Using Fungus To Reduce Water Pollution

SEQUIM (October 26, 2007) – Cleaning up water pollution could be as easy as growing oyster mushrooms in your backyard.

In a partnership the Jamestown S’Klallam Tribe, the Battelle Pacific Northwest National Laboratories has cultivated fungus and native plants along a local stream to see whether it will help prevent the movement of bacteria from upland sources into coastal waters.

“If using this mushroom technique works, it would be very cost-effective for removing fecal coliform and excess nutrients from the water,” said Hansi Hals, the tribe’s environmental planning and program coordinator.

Keeping Sequim Bay and the rest of the Dungeness watershed clean is important for the tribe, Hals said, because it is the tribe’s primary area for harvesting its treaty-reserved natural resources, such as shellfish and salmon. Harvesting in Sequim Bay has been closed for the past few years because of the high pollution levels.

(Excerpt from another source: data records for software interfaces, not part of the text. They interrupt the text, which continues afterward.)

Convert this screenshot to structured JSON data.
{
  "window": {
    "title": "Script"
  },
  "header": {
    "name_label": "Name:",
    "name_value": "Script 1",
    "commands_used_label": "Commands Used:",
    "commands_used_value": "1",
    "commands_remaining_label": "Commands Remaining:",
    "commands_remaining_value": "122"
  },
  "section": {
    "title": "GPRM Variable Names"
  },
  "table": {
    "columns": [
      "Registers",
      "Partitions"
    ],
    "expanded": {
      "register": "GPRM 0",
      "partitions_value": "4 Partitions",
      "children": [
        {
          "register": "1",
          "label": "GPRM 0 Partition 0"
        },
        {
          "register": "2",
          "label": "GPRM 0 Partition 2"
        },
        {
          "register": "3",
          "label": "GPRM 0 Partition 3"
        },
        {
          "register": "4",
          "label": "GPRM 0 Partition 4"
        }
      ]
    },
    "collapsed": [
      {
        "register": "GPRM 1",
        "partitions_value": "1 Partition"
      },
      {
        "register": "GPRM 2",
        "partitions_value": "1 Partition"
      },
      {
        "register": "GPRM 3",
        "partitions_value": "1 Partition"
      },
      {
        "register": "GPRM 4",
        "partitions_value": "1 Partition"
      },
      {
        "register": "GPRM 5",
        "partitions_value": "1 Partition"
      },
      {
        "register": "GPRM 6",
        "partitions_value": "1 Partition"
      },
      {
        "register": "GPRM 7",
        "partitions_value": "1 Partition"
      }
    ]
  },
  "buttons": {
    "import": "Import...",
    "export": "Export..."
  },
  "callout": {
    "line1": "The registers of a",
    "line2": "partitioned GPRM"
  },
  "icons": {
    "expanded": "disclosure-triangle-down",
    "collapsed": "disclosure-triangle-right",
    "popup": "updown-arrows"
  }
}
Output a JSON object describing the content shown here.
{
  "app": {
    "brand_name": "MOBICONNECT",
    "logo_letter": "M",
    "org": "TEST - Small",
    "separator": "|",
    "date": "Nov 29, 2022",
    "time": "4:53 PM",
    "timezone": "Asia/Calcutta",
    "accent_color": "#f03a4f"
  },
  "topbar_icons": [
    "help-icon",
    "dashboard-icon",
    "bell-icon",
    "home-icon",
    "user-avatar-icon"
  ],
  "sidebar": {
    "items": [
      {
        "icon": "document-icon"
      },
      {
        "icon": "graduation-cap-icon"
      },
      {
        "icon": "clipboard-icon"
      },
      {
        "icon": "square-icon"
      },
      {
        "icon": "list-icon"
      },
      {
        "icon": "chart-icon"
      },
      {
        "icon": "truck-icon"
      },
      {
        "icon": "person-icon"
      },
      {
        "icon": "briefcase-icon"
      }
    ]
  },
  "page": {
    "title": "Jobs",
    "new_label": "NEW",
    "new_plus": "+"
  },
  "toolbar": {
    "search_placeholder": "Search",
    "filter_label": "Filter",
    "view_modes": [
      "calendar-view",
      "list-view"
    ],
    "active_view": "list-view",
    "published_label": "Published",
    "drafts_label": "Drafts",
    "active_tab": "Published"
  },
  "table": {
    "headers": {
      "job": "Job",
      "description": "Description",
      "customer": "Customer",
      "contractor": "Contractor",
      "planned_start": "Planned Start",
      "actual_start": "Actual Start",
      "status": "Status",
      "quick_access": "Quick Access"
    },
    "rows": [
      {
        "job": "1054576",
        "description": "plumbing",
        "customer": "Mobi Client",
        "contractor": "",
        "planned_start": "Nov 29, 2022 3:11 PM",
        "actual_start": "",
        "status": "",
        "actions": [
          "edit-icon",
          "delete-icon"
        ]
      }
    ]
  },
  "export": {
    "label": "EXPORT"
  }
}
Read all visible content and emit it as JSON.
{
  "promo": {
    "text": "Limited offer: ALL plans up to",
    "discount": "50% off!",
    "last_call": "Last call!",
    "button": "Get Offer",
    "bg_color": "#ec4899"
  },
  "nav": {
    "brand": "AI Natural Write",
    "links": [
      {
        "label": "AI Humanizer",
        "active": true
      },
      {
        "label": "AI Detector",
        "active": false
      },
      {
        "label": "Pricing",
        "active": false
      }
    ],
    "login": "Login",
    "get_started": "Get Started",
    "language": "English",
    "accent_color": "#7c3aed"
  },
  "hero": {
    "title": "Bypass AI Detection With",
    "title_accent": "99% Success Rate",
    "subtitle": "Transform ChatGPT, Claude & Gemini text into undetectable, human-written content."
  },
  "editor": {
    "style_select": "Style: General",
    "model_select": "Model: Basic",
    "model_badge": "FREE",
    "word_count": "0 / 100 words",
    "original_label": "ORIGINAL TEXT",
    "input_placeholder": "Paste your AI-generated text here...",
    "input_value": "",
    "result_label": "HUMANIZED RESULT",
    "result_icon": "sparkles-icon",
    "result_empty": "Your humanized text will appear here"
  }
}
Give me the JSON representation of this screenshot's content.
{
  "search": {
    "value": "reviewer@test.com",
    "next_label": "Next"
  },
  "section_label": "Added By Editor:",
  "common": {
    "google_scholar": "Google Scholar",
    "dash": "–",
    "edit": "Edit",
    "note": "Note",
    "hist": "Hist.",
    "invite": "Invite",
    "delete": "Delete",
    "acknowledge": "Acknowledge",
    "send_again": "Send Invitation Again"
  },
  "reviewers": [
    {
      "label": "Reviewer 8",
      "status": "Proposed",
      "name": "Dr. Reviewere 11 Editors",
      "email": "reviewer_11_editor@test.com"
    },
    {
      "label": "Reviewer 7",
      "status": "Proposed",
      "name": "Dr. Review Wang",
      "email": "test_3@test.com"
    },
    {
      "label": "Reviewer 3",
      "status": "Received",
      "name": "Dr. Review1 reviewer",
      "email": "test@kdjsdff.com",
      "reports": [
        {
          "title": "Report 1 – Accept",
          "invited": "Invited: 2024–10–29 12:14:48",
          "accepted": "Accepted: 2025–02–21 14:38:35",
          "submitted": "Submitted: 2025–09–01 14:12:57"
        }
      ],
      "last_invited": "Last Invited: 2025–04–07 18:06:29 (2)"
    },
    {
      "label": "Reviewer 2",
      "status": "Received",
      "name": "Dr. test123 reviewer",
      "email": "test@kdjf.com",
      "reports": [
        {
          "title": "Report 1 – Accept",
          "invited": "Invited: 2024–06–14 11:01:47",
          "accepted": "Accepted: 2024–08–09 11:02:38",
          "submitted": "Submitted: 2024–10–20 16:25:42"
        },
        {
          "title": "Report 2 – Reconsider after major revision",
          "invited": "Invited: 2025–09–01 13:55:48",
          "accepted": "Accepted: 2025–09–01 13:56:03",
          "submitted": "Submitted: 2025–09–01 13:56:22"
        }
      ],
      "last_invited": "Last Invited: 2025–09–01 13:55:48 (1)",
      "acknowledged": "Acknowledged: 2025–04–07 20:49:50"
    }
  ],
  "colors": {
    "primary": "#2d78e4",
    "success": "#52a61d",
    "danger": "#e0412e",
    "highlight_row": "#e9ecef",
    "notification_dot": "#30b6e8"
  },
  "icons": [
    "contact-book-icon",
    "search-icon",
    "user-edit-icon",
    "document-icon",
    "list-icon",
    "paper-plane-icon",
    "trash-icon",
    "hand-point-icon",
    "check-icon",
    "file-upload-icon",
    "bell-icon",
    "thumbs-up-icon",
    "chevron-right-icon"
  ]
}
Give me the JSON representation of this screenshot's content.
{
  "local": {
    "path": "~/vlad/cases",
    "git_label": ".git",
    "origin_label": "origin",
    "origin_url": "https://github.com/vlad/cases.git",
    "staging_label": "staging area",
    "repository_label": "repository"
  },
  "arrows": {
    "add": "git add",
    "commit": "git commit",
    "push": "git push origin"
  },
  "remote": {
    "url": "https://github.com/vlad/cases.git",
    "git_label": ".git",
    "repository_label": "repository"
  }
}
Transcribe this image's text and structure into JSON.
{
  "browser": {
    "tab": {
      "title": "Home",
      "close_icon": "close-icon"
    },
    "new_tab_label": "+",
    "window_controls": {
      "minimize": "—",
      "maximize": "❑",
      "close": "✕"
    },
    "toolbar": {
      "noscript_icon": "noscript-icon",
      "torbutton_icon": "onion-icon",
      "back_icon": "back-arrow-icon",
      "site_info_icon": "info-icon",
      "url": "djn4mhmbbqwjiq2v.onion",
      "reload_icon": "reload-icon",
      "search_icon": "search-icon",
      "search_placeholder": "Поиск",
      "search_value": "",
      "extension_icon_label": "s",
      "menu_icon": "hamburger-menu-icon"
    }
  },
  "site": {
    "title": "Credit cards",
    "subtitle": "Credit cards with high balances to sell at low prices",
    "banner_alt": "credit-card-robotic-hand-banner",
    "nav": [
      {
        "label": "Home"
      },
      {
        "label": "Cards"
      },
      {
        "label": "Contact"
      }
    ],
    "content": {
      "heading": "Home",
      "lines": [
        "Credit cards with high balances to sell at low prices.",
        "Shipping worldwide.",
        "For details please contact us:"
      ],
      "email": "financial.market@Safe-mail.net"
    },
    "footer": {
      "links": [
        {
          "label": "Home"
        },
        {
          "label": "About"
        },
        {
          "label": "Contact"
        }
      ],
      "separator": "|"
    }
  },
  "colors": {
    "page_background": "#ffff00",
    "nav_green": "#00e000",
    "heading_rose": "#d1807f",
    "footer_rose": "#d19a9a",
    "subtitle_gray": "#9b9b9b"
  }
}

In 2006, tribal and Battelle staff constructed a biofiltration garden in the path of a small stream that flows through pasture land. In one half, 30 species of native plants and a mulch of woodchips were installed; in the other side, the same native plants and woodchips were added, plus several types of fungi, including oyster mushrooms and stropharia.

As fungus grows in soil, it breaks down and digests organic materials, such as dead wood and garden wastes, and in the process, breaks down contaminants in the soil as well. Some species are also natural predators of bacteria; they actively destroy bacteria such as fecal coliforms that can otherwise contaminate water, said Susan Thomas, a senior research scientist with Battelle. The laboratory has done similar work in the state and has found success with this technique.

The creek is split into two small channels at the site, each flowing through one cell and emptying into a coastal wetland. Water samples are collected monthly and tested for bacteria to determine how well pollutants are filtered from the water. The study continues through January 2008.

Funding for this project came from the U.S. Environmental Protection Agency (EPA), as part of the tribe’s EPA Targeted Watershed Grant. The projects from the grant focus on water quality improvements in the Dungeness watershed, with emphasis on shellfish health in Dungeness Bay.


For more information, contact: Hansi Hals, Jamestown S’Klallam Tribe environmental program coordinator, at (360) 681-4601 or [email protected]; Dana Woodruff, project manager, Battelle Laboratories, at (360) 681-3608 or [email protected]; or Tiffany Royal, information officer, Northwest Indian Fisheries Commission, at (360) 297-6546 or [email protected].